Length: 5.2 miles round-trip
Difficulty: Challenging
Trailhead: Glacier Gorge (40.31053, -105.64033)
Why we love it: This quiet winter hike avoids the Bear Lake throngs while still delivering the same stop-in-your-tracks alpine views—including Longs Peak—for hardy snowshoers.
Pre-hike fuel: Near the main junction in Estes, hit up Notchtop Café for locally inspired, diner-style meals like Rocky Mountain trout and eggs or a cowboy breakfast shellacked in green pork chili.
Post-hike buzz: After a wind-whipped, wintry adventure, margaritas and chips are in order at local hangout Ed’s Cantina and Grill. Or pit stop in Lyons at the original Oskar Blues taphouse to replenish lost calories with a beer and a burger.
Restrooms: Find a bank of vault toilets at the Glacier Gorge trailhead.
Dogs: Not allowed

Ready to bust out of your winter slumber for epic alpine views and, yes, a little bit of elbowroom? Snow and subfreezing temps leave the Glacier Gorge parking lot—a veritable zoo in summertime—virtually empty this time of year, so strap on your ’shoes and hike out to Mills Lake, a frozen smear, squeezed between ramparts on either side.

To get there, begin from the Glacier Gorge trailhead, in the same area of the park as Bear Lake, but a few hairpin turns below (bonus for cautious drivers). From the can’t-miss parking lot, venture south on the main trail, bypassing any user paths, to the icy tendrils of Alberta Falls near mile 0.7. From here, begin ascending the valley by way of steep switchbacks that wind beneath craggy rocks.

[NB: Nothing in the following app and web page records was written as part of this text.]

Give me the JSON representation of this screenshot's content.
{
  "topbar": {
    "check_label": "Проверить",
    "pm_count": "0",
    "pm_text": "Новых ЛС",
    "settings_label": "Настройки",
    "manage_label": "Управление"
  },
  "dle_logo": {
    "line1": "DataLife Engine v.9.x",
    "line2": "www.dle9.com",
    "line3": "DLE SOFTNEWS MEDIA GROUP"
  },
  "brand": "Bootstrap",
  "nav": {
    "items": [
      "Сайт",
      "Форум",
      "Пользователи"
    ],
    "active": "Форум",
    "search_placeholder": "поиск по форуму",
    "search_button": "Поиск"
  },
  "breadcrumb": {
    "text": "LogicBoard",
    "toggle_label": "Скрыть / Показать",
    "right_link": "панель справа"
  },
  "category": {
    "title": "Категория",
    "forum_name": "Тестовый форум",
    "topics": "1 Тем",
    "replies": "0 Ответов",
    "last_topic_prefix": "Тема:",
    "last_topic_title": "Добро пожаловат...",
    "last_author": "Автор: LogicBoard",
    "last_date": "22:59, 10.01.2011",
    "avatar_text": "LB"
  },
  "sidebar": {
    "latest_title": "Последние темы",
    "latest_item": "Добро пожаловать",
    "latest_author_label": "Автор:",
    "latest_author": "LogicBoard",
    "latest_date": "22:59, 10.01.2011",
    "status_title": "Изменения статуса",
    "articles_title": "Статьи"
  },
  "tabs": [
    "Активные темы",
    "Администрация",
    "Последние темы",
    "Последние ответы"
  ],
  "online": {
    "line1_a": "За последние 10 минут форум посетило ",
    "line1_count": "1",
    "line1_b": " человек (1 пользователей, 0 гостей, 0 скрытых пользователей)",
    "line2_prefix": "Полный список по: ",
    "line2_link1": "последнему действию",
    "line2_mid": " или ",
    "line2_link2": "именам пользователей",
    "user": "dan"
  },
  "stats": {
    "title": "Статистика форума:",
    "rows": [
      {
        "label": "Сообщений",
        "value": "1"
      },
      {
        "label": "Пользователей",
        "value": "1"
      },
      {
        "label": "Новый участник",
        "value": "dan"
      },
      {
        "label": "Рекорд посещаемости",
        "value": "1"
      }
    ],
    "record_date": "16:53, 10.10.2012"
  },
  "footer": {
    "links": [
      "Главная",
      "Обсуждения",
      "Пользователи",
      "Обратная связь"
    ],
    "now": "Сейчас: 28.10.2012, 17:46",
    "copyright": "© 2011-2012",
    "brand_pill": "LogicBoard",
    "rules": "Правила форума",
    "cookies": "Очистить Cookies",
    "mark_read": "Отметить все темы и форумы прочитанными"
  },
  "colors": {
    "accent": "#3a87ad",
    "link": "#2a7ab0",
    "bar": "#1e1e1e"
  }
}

Near mile 1.6, veer hiker’s right (or southwest) to stay on the path toward Mills, which twists below the Glacier Knobs, rounded peaks that formed when the area’s last glaciers receded. After a half mile or so, split south onto the final straightaway to Mills Lake. Spy the north spine of 14,259-foot Longs Peak to the south and the broad shoulders of 12,668-foot Thatchtop to the west. Continue another 0.6 mile to the northernmost edge of Mills Lake, which is framed by the steep walls of Glacier Gorge. On clear days, see the massif reflected on Mills’ polished surface.

Pick a wind-protected granite outcrop for a picnic and a photo op before returning the way you came. (Feeling sprightly? Continue a few more miles to Black Lake, which nestles below the Continental Divide with a panoply of mountain views.)

Getting there: From Denver, follow I-25 North to Exit 243. Turn left here and follow CO 66 west for 16 miles to the town of Lyons. Just past 4th Street, veer right onto U.S. 36 and follow it for 20 miles to Estes Park. Turn left onto East Elkhorn Avenue/U.S. 36 West, then left again after 0.4 mile onto Moraine Avenue/U.S. 36 West and follow this to the national park entrance. After paying the fee, continue west on U.S. 36 to the junction with the Bear Lake Road. Turn left here and follow this road 8.4 miles to the Glacier Gorge parking lot.

Before you go: Always check winter conditions, including the local avalanche report and weather. It’s OK (and fun!) to hike in snow, but wind can make your outing miserable. Gusts up to 20 mph are perfectly manageable with the right gear.

Winter Packing List
  • Snowshoes
  • Trekking poles
  • Waterproof boots
  • Waterproof shell
  • Insulating midlayer, like a puffy jacket or fleece
  • Sunglasses or other eye protection
  • Gloves
  • In your backpack: water, food, sunblock, and extra layers. For more intrepid treks, consider packing the Ten Essentials and/or avalanche equipment.

Maren Horjus
Maren Horjus
Maren is 5280’s digital director.
Terri Cook
Terri Cook
Terri Cook is an award-winning freelance writer based in Boulder. More of her work can be found at down2earthscience.com.